Wednesday, October 15, 2014

Tips from an industry insider: When is the best time to renegotiate your telecom, mobile and IT contracts?

Mid-Term Re-negotiations.
(If you're not renegotiating every 12-18 months, you could be losing millions in opportunity cost).
Due to the constant drop each year in telecom, mobile and IT cost, if you're not renegotiating your contracts at least every 12 -18 months, you could be paying more than 25-35% more than market and leaving millions on the table.
The most common objections we hear from prospective clients is. "We are in the middle of a contract and can't touch it". Or "We are going to put together an RFP as we get closer to the end of the agreement". Most companies do not realize that most contracts can be renegotiated well before the end of the term.
Optimal Renegotiate chart 659x637

There is formula that can identify the most optimal time to renegotiate early. The variables include the term, cost per unit of your existing services and the current market pricing at any point during the term of your agreement.  As a simple example, in the graph above, we assumes a 20% year over year decrease in costs. In this example, 18 months into this 36 month agreement is the most optimal time to renegotiate. At this point, the client will save over $1.4M compared to staying with their existing contract pricing and terms. This ratio will be different for each deal. It depends on the services covered; the market conditions contract terms and corporate objectives.
Your corporate objectives play a big role in determining the right time to renegotiate mid-term. The timing may not save you the most; however your quarterly numbers need a boost. In this case you may want to accelerate the renegotiates early to hit your numbers. Vendor leverage and commitments also play a factor. How much you have spent relative to either a MARC "Minimum Annual Revenue Commitment" or MTRC "Minimum Term Revenue Commitment" also plays a big part in our leverage assessment. There are many factors why vendors will come back to the table early. Some include the desire to extend the term, add new business to the account, or a fear of lost business.
Other factor includes present value of money and opportunity costs.
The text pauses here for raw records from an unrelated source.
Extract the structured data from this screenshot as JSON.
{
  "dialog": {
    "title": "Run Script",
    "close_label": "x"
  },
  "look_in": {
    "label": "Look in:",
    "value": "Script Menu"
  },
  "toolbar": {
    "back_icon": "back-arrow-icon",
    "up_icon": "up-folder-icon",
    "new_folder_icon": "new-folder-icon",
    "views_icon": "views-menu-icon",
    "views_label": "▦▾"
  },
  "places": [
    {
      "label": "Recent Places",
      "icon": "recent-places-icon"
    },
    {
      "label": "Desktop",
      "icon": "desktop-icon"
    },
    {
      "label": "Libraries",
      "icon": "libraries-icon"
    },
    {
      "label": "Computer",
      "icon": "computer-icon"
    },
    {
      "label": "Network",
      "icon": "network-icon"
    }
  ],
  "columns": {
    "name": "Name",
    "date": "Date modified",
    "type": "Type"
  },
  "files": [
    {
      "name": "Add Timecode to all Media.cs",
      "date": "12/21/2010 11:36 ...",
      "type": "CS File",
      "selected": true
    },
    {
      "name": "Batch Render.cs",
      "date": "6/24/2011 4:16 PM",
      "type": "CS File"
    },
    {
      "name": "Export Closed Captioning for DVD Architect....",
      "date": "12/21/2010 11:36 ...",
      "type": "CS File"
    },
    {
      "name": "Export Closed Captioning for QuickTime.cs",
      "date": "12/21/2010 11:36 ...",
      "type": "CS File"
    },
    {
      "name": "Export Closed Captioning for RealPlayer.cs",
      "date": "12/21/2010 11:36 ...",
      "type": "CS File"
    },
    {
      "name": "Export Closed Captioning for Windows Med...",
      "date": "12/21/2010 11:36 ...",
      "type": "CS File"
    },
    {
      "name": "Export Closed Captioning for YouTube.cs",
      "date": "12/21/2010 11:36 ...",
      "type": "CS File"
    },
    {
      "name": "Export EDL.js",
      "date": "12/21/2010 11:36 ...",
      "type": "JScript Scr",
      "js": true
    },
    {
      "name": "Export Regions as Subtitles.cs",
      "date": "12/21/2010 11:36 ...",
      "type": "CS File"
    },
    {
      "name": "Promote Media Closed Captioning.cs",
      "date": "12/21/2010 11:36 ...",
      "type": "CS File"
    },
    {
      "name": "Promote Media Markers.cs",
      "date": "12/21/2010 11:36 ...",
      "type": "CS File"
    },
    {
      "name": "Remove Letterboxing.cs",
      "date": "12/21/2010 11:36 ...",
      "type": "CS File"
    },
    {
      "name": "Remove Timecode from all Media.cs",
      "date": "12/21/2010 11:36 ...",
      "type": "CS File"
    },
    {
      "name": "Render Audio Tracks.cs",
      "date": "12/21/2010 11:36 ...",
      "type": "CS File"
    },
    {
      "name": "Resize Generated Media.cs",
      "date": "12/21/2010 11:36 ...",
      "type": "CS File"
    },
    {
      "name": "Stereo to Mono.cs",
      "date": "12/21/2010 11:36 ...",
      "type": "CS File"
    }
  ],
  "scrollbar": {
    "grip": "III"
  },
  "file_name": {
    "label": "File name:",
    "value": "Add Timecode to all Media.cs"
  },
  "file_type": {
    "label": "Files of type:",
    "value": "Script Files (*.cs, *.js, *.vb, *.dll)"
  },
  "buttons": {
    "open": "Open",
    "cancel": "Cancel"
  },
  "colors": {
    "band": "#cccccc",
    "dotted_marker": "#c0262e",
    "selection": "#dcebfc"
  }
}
Depending on the curve, if you wait 6 months to pick up an extra 20%, the amount of money left on the table waiting may not justify the wait.  While not every situation is ideal for mid-term negotiations, in our experience we find that over 98% are.